How to build your confidence in public speaking

How to build your confidence in public speaking

By Kit Yee Cheng, Clyde Communicators, Toastmasters International

Glossophobia, the fear of public speaking, is often associated with the uncertainties that come from speaking in front of an audience; you’re uncertain if you’ll dry up, or forget your words, or trip as you walk on stage. You’re uncertain that the audience will listen and enjoy your speech, or that they’ll jeer at you and boo until you leave. You’re uncertain you can deliver what has been asked of you without breaking out in a sweat, vomiting or running out of the room. It is the uncertainties that create the fear – and therefore tackling the uncertainties is the key to breaking the fear and building your confidence as a public speaker.

Here are my thirteen tips to help you tackle the uncertainties and become a confident public speaker:

1.    Talk to strangers. Practice your communication skills with strangers. You will never see these people again so making mistakes does not decrease your confidence. When you can talk to strangers about anything, anytime and anywhere, you have mastered the art of impromptu speaking. Impromptu speaking is the key to all your communication.

2.    Laugh at yourself. Use self-deprecating humour. Seriousness attracts serious circumstances. Watch comedy movies or TV shows and laugh. This helps to lighten up your mood and brings more joy into your life. Happiness is one of the vital ingredients to building up your confidence.

3.    Gain experiences. The more experiences you gain, the tougher you become. This strengthens and builds up your confidence. Learn new skills, meet new people, do something new as often as possible. Set new goals, however small and work towards achieving them. Challenge yourself to step out of your comfort zone because nothing ever grows there.

4.    Exercise as often as you possible can. This is a timeless classic for tackling fears. Even a ten-minute walk can do wonders for your mood and lifts your energy. Exercise has been proven to release the feel-good chemical called endorphins throughout your body. This strengthens your self-esteem and reduces your anxiety.

5.    Practice yoga. The ancient art of yoga helps you to focus on the present moment which is essential to your mindfulness. You are anxious about public speaking because you are projecting yourself into the future. Yoga increases: body awareness, relieves stress, reduces muscle tension, strain and inflammation, sharpens attention and concentration, plus yoga calms and centres the nervous system. Yoga improves your mental health and wellbeing.

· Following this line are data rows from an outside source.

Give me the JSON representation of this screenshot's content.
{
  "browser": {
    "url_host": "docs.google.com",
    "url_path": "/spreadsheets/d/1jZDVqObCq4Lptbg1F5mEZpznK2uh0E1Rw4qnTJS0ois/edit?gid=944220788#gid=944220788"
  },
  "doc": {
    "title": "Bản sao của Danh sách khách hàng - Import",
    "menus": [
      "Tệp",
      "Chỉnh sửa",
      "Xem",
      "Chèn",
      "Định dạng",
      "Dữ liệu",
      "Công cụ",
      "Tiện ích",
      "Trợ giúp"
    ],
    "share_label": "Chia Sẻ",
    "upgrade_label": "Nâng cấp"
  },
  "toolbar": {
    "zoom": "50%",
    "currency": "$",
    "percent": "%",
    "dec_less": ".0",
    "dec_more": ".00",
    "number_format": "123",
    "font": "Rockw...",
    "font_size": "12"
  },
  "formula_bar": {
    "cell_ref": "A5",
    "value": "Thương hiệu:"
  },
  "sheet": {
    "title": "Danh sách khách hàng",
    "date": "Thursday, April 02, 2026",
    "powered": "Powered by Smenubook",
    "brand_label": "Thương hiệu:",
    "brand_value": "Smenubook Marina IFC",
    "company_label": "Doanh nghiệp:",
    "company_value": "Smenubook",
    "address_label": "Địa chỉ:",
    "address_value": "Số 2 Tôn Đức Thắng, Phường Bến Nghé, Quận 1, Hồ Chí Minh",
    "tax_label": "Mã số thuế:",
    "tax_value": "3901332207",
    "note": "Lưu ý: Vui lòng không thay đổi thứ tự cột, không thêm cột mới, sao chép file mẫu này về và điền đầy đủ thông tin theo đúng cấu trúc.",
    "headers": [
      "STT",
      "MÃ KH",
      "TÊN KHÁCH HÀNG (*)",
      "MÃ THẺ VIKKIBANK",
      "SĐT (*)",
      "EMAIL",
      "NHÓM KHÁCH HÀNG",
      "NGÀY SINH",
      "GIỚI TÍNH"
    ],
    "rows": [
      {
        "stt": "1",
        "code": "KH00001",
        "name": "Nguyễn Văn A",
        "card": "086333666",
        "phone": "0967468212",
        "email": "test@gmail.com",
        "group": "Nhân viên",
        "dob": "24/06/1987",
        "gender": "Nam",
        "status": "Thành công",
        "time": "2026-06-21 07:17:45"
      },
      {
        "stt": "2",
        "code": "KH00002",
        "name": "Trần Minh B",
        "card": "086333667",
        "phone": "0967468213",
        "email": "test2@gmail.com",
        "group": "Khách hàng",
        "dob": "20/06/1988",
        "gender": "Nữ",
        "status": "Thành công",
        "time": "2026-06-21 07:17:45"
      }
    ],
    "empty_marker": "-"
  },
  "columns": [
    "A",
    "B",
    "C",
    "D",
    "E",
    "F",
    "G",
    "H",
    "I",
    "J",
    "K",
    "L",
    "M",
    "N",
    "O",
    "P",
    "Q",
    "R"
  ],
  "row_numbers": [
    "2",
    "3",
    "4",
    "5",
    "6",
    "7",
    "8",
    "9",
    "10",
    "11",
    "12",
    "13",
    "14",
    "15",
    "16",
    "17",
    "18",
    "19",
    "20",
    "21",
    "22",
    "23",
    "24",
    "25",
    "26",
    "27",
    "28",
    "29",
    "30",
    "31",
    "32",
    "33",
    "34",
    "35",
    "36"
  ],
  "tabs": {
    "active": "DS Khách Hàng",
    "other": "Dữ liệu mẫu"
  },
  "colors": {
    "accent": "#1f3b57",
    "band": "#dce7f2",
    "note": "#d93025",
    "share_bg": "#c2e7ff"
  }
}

6.    Practice meditation. Like yoga, meditation improves your mental health. It helps you to: better handle your negative emotions, helping you to feel relaxed and calm, find your inner peace and helps you to feel comfortable with silence and stillness.

7.    Practice gratitude. Write in your gratitude journal each day. This is a sound tool to use to shift your focus onto the happy and good things in your life. Gratitude helps you to release envy, jealousy, anger, resentment and mild depression. You will attract more of what you want into your life when you practice daily gratitude.

8.    Have fun each day. Connect with your inner child. Be childlike. Having fun is one of the key ingredients to your health and wellbeing. People who have fun compared to those who don’t, are more positive minded. Smile, laugh, crack a joke, be silly and have fun. Connecting with your inner child helps you to face your fears because your inner child is the fearless one. She will help you through the tough times when you are connected to her.

9.    Have one day, or half a day a week switched off from social media and the internet. No Facebook, Twitter, Snapchat, Instagram or the news. Connect with nature. Go for a walk in the park. Listen to the birds chirp and sing. Talk to dog walkers. Talk to babies and toddlers. Face to face interactions with strangers in the park is a tremendous way to get the human connections that you are going to benefit from. You could just sit in the park and watch people.

10.    Travel to a new place as often as possible. Get on the bus or train and go explore around your area. You have feet for this specific reason. The uncertainties in life become much easier to handle when you travel to new places. Being in a new place helps you to: expand your horizons, set your soul on fire, heighten all your senses and become alive. Whilst you are at home, you are by default living in your auto pilot. Getting out of your auto pilot system gives you opportunities to see the world from a different perspective. The world has an abundance of beauty so go and see it for yourself.

11.    Embrace the uncertainties. Life is full of uncertainties because life is unpredictable. Let go of having to have control in every aspect of your life. Become more spontaneous. Welcome the uncertainties and see where they take you. Cut the cord to the need to have control of your life twenty-four, seven.

12.    Join your local Toastmasters club. Toastmasters has clubs all over the world. Our clubs offer a supportive, encouraging and fun environment for our members to develop and master their public speaking skills. Speak to the President or Vice President of Education of the club and ask them to assign you to a mentor. A mentor is there to offer their guidance, support and knowledge of what they have learned from their own journey. They have been to where you are traveling to.

13.    Read books on public speaking. Knowledge of public speaking is your friend. You will gain more confidence from the knowledge of the do’s and don’ts. I have found gems in reading books on public speaking and applying the knowledge to my speeches has increased my confidence in public speaking.

Social tagging:

Comments are closed.